> _Exercise_: The answer must be the full listing, written out exactly.

> _Data for this task_:
--------------------

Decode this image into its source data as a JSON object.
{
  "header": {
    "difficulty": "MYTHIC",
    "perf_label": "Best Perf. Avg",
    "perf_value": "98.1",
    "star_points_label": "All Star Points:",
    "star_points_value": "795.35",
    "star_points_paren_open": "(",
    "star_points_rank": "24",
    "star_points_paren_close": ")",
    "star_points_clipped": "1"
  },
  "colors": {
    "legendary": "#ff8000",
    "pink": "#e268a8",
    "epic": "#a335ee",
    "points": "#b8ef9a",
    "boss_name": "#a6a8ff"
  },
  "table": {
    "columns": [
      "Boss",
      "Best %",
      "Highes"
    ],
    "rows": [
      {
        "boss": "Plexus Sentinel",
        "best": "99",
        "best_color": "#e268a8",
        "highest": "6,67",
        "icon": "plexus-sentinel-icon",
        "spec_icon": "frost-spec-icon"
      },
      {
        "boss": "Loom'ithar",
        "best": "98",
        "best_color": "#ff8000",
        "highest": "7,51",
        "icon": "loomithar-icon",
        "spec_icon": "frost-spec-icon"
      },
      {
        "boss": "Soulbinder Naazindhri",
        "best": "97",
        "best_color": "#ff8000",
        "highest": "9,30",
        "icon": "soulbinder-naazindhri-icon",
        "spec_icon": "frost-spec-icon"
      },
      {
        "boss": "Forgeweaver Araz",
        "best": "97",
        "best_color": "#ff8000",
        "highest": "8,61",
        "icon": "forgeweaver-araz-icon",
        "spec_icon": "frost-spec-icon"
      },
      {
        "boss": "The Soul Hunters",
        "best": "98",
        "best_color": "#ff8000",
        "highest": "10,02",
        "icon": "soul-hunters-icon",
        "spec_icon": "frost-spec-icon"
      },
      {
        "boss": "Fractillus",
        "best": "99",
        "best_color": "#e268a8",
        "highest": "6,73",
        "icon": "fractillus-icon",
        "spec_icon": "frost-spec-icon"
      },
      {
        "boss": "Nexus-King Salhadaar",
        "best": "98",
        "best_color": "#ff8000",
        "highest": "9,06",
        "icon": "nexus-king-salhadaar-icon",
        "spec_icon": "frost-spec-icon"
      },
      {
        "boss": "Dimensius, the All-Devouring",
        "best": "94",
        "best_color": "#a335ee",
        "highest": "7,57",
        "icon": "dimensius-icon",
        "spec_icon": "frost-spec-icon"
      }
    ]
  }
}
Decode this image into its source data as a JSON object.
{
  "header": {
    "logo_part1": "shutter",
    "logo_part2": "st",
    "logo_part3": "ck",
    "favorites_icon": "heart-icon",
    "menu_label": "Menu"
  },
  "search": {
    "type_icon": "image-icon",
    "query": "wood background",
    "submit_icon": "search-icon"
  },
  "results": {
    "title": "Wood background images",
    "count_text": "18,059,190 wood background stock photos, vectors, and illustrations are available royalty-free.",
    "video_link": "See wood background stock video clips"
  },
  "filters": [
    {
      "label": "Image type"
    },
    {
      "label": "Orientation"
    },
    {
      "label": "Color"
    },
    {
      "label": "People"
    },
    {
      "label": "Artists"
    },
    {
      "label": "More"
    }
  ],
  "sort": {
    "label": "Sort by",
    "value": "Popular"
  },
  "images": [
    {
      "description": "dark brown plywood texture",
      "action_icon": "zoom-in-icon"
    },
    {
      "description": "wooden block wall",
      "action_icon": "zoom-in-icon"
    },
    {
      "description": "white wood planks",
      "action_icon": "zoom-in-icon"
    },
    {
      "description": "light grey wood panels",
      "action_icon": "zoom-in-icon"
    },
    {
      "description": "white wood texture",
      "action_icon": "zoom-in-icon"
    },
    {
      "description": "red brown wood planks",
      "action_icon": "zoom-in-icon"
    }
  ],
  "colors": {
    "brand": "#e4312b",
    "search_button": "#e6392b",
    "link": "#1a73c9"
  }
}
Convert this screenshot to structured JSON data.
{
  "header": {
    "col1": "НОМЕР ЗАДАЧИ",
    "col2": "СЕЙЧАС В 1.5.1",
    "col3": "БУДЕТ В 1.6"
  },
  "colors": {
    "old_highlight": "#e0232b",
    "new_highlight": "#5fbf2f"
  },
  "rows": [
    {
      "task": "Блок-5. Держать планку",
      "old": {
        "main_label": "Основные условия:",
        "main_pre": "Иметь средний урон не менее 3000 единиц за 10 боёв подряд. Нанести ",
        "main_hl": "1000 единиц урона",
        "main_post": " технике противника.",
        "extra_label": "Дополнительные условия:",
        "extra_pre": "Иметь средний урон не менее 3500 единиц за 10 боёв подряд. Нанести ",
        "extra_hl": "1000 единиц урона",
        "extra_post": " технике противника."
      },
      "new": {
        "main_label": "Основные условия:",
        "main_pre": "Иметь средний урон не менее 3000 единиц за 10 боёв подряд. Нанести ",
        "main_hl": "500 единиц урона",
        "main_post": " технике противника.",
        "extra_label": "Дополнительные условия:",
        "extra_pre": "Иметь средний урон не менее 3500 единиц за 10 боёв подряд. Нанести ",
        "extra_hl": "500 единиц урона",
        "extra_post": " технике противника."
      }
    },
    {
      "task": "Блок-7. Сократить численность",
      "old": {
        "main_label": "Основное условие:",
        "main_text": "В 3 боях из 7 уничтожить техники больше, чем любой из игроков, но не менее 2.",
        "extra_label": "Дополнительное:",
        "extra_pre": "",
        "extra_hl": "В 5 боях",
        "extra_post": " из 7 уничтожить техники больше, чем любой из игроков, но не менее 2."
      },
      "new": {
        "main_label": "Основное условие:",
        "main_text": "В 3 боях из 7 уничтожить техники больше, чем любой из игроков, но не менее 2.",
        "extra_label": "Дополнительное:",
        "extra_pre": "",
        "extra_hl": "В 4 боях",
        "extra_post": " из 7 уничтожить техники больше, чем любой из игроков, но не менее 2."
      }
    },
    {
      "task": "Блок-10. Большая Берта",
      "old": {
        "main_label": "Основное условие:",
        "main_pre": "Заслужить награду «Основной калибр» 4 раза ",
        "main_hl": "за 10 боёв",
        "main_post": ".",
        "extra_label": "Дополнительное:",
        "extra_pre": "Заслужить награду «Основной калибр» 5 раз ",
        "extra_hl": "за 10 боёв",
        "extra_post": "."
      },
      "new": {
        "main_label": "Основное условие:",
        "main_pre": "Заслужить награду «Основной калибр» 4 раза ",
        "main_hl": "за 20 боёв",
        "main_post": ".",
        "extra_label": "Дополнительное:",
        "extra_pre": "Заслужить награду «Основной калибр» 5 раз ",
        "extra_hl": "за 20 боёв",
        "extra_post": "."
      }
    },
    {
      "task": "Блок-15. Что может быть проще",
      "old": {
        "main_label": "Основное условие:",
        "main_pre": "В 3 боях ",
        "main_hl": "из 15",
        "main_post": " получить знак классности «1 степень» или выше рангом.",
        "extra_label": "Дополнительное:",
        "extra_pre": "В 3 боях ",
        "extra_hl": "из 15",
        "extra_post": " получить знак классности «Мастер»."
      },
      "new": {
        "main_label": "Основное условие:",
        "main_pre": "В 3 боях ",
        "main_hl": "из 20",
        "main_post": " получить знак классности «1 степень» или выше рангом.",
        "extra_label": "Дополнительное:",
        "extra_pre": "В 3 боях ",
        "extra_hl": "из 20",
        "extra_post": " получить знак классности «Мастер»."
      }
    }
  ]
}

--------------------

> _Solution for this exercise_:
Decode this image into its source data as a JSON object.
{
  "header": {
    "difficulty": "MYTHIC",
    "perf_label": "Best Perf. Avg",
    "perf_value": "98.1",
    "star_points_label": "All Star Points:",
    "star_points_value": "795.35",
    "star_points_paren_open": "(",
    "star_points_rank": "24",
    "star_points_paren_close": ")",
    "star_points_clipped": "1"
  },
  "colors": {
    "legendary": "#ff8000",
    "pink": "#e268a8",
    "epic": "#a335ee",
    "points": "#b8ef9a",
    "boss_name": "#a6a8ff"
  },
  "table": {
    "columns": [
      "Boss",
      "Best %",
      "Highes"
    ],
    "rows": [
      {
        "boss": "Plexus Sentinel",
        "best": "99",
        "best_color": "#e268a8",
        "highest": "6,67",
        "icon": "plexus-sentinel-icon",
        "spec_icon": "frost-spec-icon"
      },
      {
        "boss": "Loom'ithar",
        "best": "98",
        "best_color": "#ff8000",
        "highest": "7,51",
        "icon": "loomithar-icon",
        "spec_icon": "frost-spec-icon"
      },
      {
        "boss": "Soulbinder Naazindhri",
        "best": "97",
        "best_color": "#ff8000",
        "highest": "9,30",
        "icon": "soulbinder-naazindhri-icon",
        "spec_icon": "frost-spec-icon"
      },
      {
        "boss": "Forgeweaver Araz",
        "best": "97",
        "best_color": "#ff8000",
        "highest": "8,61",
        "icon": "forgeweaver-araz-icon",
        "spec_icon": "frost-spec-icon"
      },
      {
        "boss": "The Soul Hunters",
        "best": "98",
        "best_color": "#ff8000",
        "highest": "10,02",
        "icon": "soul-hunters-icon",
        "spec_icon": "frost-spec-icon"
      },
      {
        "boss": "Fractillus",
        "best": "99",
        "best_color": "#e268a8",
        "highest": "6,73",
        "icon": "fractillus-icon",
        "spec_icon": "frost-spec-icon"
      },
      {
        "boss": "Nexus-King Salhadaar",
        "best": "98",
        "best_color": "#ff8000",
        "highest": "9,06",
        "icon": "nexus-king-salhadaar-icon",
        "spec_icon": "frost-spec-icon"
      },
      {
        "boss": "Dimensius, the All-Devouring",
        "best": "94",
        "best_color": "#a335ee",
        "highest": "7,57",
        "icon": "dimensius-icon",
        "spec_icon": "frost-spec-icon"
      }
    ]
  }
}
Decode this image into its source data as a JSON object.
{
  "header": {
    "logo_part1": "shutter",
    "logo_part2": "st",
    "logo_part3": "ck",
    "favorites_icon": "heart-icon",
    "menu_label": "Menu"
  },
  "search": {
    "type_icon": "image-icon",
    "query": "wood background",
    "submit_icon": "search-icon"
  },
  "results": {
    "title": "Wood background images",
    "count_text": "18,059,190 wood background stock photos, vectors, and illustrations are available royalty-free.",
    "video_link": "See wood background stock video clips"
  },
  "filters": [
    {
      "label": "Image type"
    },
    {
      "label": "Orientation"
    },
    {
      "label": "Color"
    },
    {
      "label": "People"
    },
    {
      "label": "Artists"
    },
    {
      "label": "More"
    }
  ],
  "sort": {
    "label": "Sort by",
    "value": "Popular"
  },
  "images": [
    {
      "description": "dark brown plywood texture",
      "action_icon": "zoom-in-icon"
    },
    {
      "description": "wooden block wall",
      "action_icon": "zoom-in-icon"
    },
    {
      "description": "white wood planks",
      "action_icon": "zoom-in-icon"
    },
    {
      "description": "light grey wood panels",
      "action_icon": "zoom-in-icon"
    },
    {
      "description": "white wood texture",
      "action_icon": "zoom-in-icon"
    },
    {
      "description": "red brown wood planks",
      "action_icon": "zoom-in-icon"
    }
  ],
  "colors": {
    "brand": "#e4312b",
    "search_button": "#e6392b",
    "link": "#1a73c9"
  }
}
Convert this screenshot to structured JSON data.
{
  "header": {
    "col1": "НОМЕР ЗАДАЧИ",
    "col2": "СЕЙЧАС В 1.5.1",
    "col3": "БУДЕТ В 1.6"
  },
  "colors": {
    "old_highlight": "#e0232b",
    "new_highlight": "#5fbf2f"
  },
  "rows": [
    {
      "task": "Блок-5. Держать планку",
      "old": {
        "main_label": "Основные условия:",
        "main_pre": "Иметь средний урон не менее 3000 единиц за 10 боёв подряд. Нанести ",
        "main_hl": "1000 единиц урона",
        "main_post": " технике противника.",
        "extra_label": "Дополнительные условия:",
        "extra_pre": "Иметь средний урон не менее 3500 единиц за 10 боёв подряд. Нанести ",
        "extra_hl": "1000 единиц урона",
        "extra_post": " технике противника."
      },
      "new": {
        "main_label": "Основные условия:",
        "main_pre": "Иметь средний урон не менее 3000 единиц за 10 боёв подряд. Нанести ",
        "main_hl": "500 единиц урона",
        "main_post": " технике противника.",
        "extra_label": "Дополнительные условия:",
        "extra_pre": "Иметь средний урон не менее 3500 единиц за 10 боёв подряд. Нанести ",
        "extra_hl": "500 единиц урона",
        "extra_post": " технике противника."
      }
    },
    {
      "task": "Блок-7. Сократить численность",
      "old": {
        "main_label": "Основное условие:",
        "main_text": "В 3 боях из 7 уничтожить техники больше, чем любой из игроков, но не менее 2.",
        "extra_label": "Дополнительное:",
        "extra_pre": "",
        "extra_hl": "В 5 боях",
        "extra_post": " из 7 уничтожить техники больше, чем любой из игроков, но не менее 2."
      },
      "new": {
        "main_label": "Основное условие:",
        "main_text": "В 3 боях из 7 уничтожить техники больше, чем любой из игроков, но не менее 2.",
        "extra_label": "Дополнительное:",
        "extra_pre": "",
        "extra_hl": "В 4 боях",
        "extra_post": " из 7 уничтожить техники больше, чем любой из игроков, но не менее 2."
      }
    },
    {
      "task": "Блок-10. Большая Берта",
      "old": {
        "main_label": "Основное условие:",
        "main_pre": "Заслужить награду «Основной калибр» 4 раза ",
        "main_hl": "за 10 боёв",
        "main_post": ".",
        "extra_label": "Дополнительное:",
        "extra_pre": "Заслужить награду «Основной калибр» 5 раз ",
        "extra_hl": "за 10 боёв",
        "extra_post": "."
      },
      "new": {
        "main_label": "Основное условие:",
        "main_pre": "Заслужить награду «Основной калибр» 4 раза ",
        "main_hl": "за 20 боёв",
        "main_post": ".",
        "extra_label": "Дополнительное:",
        "extra_pre": "Заслужить награду «Основной калибр» 5 раз ",
        "extra_hl": "за 20 боёв",
        "extra_post": "."
      }
    },
    {
      "task": "Блок-15. Что может быть проще",
      "old": {
        "main_label": "Основное условие:",
        "main_pre": "В 3 боях ",
        "main_hl": "из 15",
        "main_post": " получить знак классности «1 степень» или выше рангом.",
        "extra_label": "Дополнительное:",
        "extra_pre": "В 3 боях ",
        "extra_hl": "из 15",
        "extra_post": " получить знак классности «Мастер»."
      },
      "new": {
        "main_label": "Основное условие:",
        "main_pre": "В 3 боях ",
        "main_hl": "из 20",
        "main_post": " получить знак классности «1 степень» или выше рангом.",
        "extra_label": "Дополнительное:",
        "extra_pre": "В 3 боях ",
        "extra_hl": "из 20",
        "extra_post": " получить знак классности «Мастер»."
      }
    }
  ]
}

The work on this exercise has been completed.